TO DO –
What lines of the data below hold the string "source"? Copy each one.
--- RECORDS Enclosed Below ---
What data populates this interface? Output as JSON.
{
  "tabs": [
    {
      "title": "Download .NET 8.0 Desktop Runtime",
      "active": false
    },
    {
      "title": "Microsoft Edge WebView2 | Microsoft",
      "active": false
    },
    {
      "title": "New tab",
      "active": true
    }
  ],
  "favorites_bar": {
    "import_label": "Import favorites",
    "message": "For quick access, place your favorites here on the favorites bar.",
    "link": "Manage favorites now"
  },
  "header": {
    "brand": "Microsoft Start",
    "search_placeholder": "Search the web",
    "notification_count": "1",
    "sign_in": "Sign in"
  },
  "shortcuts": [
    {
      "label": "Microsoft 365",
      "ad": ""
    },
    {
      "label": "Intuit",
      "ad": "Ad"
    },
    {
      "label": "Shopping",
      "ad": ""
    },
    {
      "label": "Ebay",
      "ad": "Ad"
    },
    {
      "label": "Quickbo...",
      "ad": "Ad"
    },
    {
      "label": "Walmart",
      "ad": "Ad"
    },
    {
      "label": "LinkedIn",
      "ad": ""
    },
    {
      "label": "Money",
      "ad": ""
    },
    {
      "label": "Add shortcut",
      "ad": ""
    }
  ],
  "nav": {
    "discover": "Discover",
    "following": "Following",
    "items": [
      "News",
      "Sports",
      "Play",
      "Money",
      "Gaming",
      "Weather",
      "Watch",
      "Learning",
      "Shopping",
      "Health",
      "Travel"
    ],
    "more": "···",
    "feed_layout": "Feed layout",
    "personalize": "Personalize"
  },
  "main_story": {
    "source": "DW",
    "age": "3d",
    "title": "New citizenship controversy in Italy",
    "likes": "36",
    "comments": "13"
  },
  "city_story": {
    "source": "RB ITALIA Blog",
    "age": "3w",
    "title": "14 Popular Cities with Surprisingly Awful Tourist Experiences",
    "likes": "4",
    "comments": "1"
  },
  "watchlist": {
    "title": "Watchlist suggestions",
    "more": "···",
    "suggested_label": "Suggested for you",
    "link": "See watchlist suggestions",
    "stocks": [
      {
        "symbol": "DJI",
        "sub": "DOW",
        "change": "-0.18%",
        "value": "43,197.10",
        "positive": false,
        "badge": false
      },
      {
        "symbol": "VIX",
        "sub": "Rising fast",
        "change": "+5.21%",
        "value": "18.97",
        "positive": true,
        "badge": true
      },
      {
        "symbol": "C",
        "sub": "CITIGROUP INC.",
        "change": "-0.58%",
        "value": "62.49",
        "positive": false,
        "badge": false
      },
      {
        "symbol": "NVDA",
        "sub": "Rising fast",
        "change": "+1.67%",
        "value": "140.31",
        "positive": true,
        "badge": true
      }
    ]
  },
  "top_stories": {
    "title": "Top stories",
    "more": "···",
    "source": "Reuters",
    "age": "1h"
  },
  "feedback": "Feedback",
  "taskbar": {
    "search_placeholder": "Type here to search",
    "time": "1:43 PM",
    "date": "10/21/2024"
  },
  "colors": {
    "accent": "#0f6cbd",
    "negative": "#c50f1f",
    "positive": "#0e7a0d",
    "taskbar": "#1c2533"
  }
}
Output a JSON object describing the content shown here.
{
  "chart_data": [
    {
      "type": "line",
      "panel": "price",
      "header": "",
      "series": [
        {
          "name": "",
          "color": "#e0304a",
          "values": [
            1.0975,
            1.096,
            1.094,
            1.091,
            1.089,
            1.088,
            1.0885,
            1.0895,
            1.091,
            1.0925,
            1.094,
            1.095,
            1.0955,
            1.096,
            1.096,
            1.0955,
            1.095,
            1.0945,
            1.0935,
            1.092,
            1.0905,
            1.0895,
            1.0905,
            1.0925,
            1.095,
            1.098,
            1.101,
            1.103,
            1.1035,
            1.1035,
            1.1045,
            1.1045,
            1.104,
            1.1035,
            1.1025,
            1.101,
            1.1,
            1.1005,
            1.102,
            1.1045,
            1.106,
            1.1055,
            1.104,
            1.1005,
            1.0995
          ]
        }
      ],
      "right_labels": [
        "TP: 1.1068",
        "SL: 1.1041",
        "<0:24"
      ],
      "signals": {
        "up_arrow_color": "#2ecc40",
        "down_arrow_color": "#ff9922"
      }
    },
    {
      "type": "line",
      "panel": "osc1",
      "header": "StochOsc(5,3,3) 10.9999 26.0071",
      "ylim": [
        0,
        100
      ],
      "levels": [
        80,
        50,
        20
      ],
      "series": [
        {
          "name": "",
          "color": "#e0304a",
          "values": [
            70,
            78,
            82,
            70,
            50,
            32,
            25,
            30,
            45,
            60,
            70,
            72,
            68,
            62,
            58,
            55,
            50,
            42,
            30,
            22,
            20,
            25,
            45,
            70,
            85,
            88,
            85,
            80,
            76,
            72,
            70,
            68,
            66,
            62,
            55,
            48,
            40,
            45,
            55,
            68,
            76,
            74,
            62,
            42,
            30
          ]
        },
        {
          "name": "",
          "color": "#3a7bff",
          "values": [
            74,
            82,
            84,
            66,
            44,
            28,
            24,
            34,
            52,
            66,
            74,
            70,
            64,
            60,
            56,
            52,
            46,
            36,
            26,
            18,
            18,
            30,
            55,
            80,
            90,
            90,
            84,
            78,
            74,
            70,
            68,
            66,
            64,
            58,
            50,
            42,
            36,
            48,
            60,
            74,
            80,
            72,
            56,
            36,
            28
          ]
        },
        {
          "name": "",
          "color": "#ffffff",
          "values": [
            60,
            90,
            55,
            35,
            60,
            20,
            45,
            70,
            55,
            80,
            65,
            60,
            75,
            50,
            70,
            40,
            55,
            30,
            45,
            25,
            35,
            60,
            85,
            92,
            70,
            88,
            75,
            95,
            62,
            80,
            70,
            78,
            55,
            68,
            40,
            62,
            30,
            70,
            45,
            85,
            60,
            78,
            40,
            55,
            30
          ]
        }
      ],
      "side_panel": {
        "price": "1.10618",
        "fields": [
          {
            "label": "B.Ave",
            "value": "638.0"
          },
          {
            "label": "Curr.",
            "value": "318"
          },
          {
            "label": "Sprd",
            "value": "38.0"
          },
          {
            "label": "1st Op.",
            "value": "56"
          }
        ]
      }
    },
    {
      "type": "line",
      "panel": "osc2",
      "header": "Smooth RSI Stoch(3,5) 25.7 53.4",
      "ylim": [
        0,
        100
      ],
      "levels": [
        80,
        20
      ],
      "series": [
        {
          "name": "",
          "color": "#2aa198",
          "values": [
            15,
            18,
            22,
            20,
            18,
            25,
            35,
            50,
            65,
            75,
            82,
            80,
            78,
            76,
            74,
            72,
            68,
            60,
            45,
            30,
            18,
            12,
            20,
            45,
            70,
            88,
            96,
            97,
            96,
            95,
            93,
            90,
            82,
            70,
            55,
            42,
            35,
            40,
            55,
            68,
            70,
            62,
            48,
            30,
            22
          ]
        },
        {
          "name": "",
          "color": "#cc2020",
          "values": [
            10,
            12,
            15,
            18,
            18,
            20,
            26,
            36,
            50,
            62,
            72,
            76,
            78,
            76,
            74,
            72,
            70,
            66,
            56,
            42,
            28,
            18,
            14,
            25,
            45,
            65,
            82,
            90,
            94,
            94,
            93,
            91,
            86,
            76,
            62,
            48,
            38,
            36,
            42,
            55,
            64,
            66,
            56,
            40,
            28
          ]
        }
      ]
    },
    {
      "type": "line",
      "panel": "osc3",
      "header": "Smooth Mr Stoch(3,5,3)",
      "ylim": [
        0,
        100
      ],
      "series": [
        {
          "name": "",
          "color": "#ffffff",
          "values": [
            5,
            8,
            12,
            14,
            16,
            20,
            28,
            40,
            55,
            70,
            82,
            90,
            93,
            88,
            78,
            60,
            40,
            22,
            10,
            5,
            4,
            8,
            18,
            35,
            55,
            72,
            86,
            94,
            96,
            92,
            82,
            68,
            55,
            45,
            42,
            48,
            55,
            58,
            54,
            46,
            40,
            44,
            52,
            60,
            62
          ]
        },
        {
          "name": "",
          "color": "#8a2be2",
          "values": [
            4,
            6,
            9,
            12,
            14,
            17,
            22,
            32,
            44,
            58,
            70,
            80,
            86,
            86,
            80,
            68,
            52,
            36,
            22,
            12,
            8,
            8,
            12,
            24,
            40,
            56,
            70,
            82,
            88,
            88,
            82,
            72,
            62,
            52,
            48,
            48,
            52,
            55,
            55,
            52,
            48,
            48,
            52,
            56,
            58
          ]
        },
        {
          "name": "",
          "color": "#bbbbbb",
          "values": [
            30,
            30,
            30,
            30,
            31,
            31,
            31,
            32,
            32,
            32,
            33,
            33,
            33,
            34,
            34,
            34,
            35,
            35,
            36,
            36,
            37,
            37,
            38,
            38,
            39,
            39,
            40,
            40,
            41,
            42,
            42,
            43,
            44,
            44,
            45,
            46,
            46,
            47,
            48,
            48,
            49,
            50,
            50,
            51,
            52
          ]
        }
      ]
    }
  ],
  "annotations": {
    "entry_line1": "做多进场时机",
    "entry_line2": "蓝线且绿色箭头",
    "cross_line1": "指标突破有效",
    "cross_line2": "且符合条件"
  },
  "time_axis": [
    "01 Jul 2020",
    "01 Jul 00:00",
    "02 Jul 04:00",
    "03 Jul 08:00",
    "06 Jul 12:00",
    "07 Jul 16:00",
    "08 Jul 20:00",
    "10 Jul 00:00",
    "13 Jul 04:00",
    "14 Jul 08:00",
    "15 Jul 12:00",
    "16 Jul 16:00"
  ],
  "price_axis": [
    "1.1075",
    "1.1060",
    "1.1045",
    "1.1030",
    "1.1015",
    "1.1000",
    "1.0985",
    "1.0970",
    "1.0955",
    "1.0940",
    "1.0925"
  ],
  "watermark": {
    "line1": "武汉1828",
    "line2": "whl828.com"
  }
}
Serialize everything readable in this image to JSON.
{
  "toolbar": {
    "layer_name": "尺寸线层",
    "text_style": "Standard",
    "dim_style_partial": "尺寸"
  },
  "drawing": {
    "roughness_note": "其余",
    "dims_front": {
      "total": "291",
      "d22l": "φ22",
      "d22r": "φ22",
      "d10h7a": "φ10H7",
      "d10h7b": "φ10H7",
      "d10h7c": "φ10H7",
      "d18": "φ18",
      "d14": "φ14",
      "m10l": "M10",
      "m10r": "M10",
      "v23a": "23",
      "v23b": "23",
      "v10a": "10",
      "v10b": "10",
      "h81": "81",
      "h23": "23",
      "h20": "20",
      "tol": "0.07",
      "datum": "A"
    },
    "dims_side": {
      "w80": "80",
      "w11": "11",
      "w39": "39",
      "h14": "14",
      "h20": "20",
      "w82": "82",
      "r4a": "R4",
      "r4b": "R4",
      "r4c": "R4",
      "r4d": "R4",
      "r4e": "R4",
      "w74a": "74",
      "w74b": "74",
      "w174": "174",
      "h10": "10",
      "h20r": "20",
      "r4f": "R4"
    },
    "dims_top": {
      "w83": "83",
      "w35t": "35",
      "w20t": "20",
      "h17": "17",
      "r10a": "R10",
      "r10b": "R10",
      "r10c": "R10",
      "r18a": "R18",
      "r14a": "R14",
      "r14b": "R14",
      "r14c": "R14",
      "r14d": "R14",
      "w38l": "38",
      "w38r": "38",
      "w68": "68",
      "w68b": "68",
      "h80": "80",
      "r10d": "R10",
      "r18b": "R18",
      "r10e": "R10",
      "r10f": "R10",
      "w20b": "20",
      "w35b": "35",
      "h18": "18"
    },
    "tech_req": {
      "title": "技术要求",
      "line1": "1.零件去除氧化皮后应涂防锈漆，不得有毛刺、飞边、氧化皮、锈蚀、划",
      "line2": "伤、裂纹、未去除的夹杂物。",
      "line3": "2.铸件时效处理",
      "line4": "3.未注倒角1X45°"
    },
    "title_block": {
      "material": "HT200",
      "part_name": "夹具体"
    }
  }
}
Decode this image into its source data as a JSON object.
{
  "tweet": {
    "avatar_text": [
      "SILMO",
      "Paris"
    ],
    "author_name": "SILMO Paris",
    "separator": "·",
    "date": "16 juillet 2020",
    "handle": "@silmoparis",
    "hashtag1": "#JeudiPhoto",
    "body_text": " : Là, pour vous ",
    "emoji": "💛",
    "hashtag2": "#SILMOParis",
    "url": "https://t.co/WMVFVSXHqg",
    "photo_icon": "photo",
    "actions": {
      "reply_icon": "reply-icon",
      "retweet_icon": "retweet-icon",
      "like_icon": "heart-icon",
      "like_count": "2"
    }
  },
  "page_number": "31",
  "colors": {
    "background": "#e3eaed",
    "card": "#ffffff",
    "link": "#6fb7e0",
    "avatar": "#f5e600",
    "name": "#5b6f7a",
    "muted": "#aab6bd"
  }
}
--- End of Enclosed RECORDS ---
RESULT FOR THIS EXERCISE –
    "source": "DW",
    "source": "RB ITALIA Blog",
    "source": "Reuters",
Decode this image into its source data as a JSON object.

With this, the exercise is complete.